=== Begin Enclosure ===
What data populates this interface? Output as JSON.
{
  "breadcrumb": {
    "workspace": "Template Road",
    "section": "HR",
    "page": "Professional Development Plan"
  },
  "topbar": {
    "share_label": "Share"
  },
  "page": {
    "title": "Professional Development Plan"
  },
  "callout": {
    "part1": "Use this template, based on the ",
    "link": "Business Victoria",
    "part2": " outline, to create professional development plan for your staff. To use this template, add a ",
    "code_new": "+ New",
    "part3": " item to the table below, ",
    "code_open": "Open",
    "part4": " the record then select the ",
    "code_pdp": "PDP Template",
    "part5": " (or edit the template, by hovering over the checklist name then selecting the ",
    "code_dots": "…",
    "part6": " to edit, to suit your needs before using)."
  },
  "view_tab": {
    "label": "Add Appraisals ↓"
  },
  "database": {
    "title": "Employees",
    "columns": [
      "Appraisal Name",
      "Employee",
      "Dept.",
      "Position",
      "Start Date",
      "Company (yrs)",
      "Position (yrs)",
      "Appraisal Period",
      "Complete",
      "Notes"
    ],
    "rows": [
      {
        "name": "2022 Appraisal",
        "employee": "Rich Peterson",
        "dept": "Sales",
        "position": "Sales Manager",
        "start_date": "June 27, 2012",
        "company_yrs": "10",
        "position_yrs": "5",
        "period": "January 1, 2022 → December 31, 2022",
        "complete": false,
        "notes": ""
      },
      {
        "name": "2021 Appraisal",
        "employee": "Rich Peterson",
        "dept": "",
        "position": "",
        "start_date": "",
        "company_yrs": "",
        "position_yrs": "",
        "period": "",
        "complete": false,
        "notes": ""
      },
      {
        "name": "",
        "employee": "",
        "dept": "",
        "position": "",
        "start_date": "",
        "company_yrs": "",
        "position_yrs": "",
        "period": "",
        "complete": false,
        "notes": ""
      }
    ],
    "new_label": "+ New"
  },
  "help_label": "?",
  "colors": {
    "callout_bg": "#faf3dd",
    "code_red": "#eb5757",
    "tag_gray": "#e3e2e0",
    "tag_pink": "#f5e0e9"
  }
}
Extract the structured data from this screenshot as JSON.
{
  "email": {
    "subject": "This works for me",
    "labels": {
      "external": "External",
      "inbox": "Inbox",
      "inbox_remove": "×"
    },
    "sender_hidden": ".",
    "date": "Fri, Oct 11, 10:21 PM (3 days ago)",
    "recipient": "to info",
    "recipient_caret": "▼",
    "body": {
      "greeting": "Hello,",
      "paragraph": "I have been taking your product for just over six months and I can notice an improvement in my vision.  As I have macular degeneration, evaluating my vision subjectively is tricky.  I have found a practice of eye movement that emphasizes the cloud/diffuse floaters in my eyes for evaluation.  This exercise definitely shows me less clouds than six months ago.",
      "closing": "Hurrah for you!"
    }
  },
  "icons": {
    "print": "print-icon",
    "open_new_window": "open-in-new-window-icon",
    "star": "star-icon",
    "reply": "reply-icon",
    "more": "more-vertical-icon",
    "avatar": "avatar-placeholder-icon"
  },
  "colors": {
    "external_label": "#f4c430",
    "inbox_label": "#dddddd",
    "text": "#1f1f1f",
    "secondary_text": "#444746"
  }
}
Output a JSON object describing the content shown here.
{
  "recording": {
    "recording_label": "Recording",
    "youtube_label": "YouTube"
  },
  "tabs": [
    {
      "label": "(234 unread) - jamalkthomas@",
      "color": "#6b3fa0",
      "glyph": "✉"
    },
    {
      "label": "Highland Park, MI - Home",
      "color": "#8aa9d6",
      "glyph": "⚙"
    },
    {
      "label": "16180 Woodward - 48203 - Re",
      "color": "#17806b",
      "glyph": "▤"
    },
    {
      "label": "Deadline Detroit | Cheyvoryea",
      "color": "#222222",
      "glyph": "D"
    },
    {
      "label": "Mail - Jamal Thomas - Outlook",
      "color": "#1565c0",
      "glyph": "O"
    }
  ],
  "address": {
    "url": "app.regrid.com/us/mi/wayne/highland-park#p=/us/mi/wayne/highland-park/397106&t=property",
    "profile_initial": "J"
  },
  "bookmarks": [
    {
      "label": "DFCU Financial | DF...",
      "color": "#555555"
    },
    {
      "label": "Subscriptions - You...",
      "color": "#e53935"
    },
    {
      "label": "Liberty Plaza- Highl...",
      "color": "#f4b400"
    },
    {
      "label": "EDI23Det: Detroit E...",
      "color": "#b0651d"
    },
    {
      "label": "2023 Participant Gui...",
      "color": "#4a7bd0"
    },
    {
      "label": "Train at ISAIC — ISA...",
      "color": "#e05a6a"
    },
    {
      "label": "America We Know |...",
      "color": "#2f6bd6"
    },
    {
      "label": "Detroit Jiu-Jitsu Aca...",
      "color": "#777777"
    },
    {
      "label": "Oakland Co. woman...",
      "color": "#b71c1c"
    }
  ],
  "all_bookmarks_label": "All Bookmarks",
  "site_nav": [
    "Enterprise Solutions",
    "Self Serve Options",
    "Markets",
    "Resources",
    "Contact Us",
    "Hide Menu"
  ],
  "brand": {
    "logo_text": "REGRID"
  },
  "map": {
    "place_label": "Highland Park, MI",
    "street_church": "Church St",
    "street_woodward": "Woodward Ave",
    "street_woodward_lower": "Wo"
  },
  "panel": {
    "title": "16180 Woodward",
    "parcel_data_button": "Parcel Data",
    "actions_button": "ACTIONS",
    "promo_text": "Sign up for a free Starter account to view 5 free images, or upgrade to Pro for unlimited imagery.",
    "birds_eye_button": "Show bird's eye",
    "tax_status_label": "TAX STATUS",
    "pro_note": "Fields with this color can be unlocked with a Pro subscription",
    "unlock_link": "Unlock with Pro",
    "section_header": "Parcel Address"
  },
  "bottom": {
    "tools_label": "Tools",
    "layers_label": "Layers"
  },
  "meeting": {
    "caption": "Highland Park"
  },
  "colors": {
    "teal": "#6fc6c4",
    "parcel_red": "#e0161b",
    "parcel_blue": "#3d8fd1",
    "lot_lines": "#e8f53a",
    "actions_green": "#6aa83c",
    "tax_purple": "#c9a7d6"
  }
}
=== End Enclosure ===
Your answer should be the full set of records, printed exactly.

(Exercise answer):
What data populates this interface? Output as JSON.
{
  "breadcrumb": {
    "workspace": "Template Road",
    "section": "HR",
    "page": "Professional Development Plan"
  },
  "topbar": {
    "share_label": "Share"
  },
  "page": {
    "title": "Professional Development Plan"
  },
  "callout": {
    "part1": "Use this template, based on the ",
    "link": "Business Victoria",
    "part2": " outline, to create professional development plan for your staff. To use this template, add a ",
    "code_new": "+ New",
    "part3": " item to the table below, ",
    "code_open": "Open",
    "part4": " the record then select the ",
    "code_pdp": "PDP Template",
    "part5": " (or edit the template, by hovering over the checklist name then selecting the ",
    "code_dots": "…",
    "part6": " to edit, to suit your needs before using)."
  },
  "view_tab": {
    "label": "Add Appraisals ↓"
  },
  "database": {
    "title": "Employees",
    "columns": [
      "Appraisal Name",
      "Employee",
      "Dept.",
      "Position",
      "Start Date",
      "Company (yrs)",
      "Position (yrs)",
      "Appraisal Period",
      "Complete",
      "Notes"
    ],
    "rows": [
      {
        "name": "2022 Appraisal",
        "employee": "Rich Peterson",
        "dept": "Sales",
        "position": "Sales Manager",
        "start_date": "June 27, 2012",
        "company_yrs": "10",
        "position_yrs": "5",
        "period": "January 1, 2022 → December 31, 2022",
        "complete": false,
        "notes": ""
      },
      {
        "name": "2021 Appraisal",
        "employee": "Rich Peterson",
        "dept": "",
        "position": "",
        "start_date": "",
        "company_yrs": "",
        "position_yrs": "",
        "period": "",
        "complete": false,
        "notes": ""
      },
      {
        "name": "",
        "employee": "",
        "dept": "",
        "position": "",
        "start_date": "",
        "company_yrs": "",
        "position_yrs": "",
        "period": "",
        "complete": false,
        "notes": ""
      }
    ],
    "new_label": "+ New"
  },
  "help_label": "?",
  "colors": {
    "callout_bg": "#faf3dd",
    "code_red": "#eb5757",
    "tag_gray": "#e3e2e0",
    "tag_pink": "#f5e0e9"
  }
}
Extract the structured data from this screenshot as JSON.
{
  "email": {
    "subject": "This works for me",
    "labels": {
      "external": "External",
      "inbox": "Inbox",
      "inbox_remove": "×"
    },
    "sender_hidden": ".",
    "date": "Fri, Oct 11, 10:21 PM (3 days ago)",
    "recipient": "to info",
    "recipient_caret": "▼",
    "body": {
      "greeting": "Hello,",
      "paragraph": "I have been taking your product for just over six months and I can notice an improvement in my vision.  As I have macular degeneration, evaluating my vision subjectively is tricky.  I have found a practice of eye movement that emphasizes the cloud/diffuse floaters in my eyes for evaluation.  This exercise definitely shows me less clouds than six months ago.",
      "closing": "Hurrah for you!"
    }
  },
  "icons": {
    "print": "print-icon",
    "open_new_window": "open-in-new-window-icon",
    "star": "star-icon",
    "reply": "reply-icon",
    "more": "more-vertical-icon",
    "avatar": "avatar-placeholder-icon"
  },
  "colors": {
    "external_label": "#f4c430",
    "inbox_label": "#dddddd",
    "text": "#1f1f1f",
    "secondary_text": "#444746"
  }
}
Output a JSON object describing the content shown here.
{
  "recording": {
    "recording_label": "Recording",
    "youtube_label": "YouTube"
  },
  "tabs": [
    {
      "label": "(234 unread) - jamalkthomas@",
      "color": "#6b3fa0",
      "glyph": "✉"
    },
    {
      "label": "Highland Park, MI - Home",
      "color": "#8aa9d6",
      "glyph": "⚙"
    },
    {
      "label": "16180 Woodward - 48203 - Re",
      "color": "#17806b",
      "glyph": "▤"
    },
    {
      "label": "Deadline Detroit | Cheyvoryea",
      "color": "#222222",
      "glyph": "D"
    },
    {
      "label": "Mail - Jamal Thomas - Outlook",
      "color": "#1565c0",
      "glyph": "O"
    }
  ],
  "address": {
    "url": "app.regrid.com/us/mi/wayne/highland-park#p=/us/mi/wayne/highland-park/397106&t=property",
    "profile_initial": "J"
  },
  "bookmarks": [
    {
      "label": "DFCU Financial | DF...",
      "color": "#555555"
    },
    {
      "label": "Subscriptions - You...",
      "color": "#e53935"
    },
    {
      "label": "Liberty Plaza- Highl...",
      "color": "#f4b400"
    },
    {
      "label": "EDI23Det: Detroit E...",
      "color": "#b0651d"
    },
    {
      "label": "2023 Participant Gui...",
      "color": "#4a7bd0"
    },
    {
      "label": "Train at ISAIC — ISA...",
      "color": "#e05a6a"
    },
    {
      "label": "America We Know |...",
      "color": "#2f6bd6"
    },
    {
      "label": "Detroit Jiu-Jitsu Aca...",
      "color": "#777777"
    },
    {
      "label": "Oakland Co. woman...",
      "color": "#b71c1c"
    }
  ],
  "all_bookmarks_label": "All Bookmarks",
  "site_nav": [
    "Enterprise Solutions",
    "Self Serve Options",
    "Markets",
    "Resources",
    "Contact Us",
    "Hide Menu"
  ],
  "brand": {
    "logo_text": "REGRID"
  },
  "map": {
    "place_label": "Highland Park, MI",
    "street_church": "Church St",
    "street_woodward": "Woodward Ave",
    "street_woodward_lower": "Wo"
  },
  "panel": {
    "title": "16180 Woodward",
    "parcel_data_button": "Parcel Data",
    "actions_button": "ACTIONS",
    "promo_text": "Sign up for a free Starter account to view 5 free images, or upgrade to Pro for unlimited imagery.",
    "birds_eye_button": "Show bird's eye",
    "tax_status_label": "TAX STATUS",
    "pro_note": "Fields with this color can be unlocked with a Pro subscription",
    "unlock_link": "Unlock with Pro",
    "section_header": "Parcel Address"
  },
  "bottom": {
    "tools_label": "Tools",
    "layers_label": "Layers"
  },
  "meeting": {
    "caption": "Highland Park"
  },
  "colors": {
    "teal": "#6fc6c4",
    "parcel_red": "#e0161b",
    "parcel_blue": "#3d8fd1",
    "lot_lines": "#e8f53a",
    "actions_green": "#6aa83c",
    "tax_purple": "#c9a7d6"
  }
}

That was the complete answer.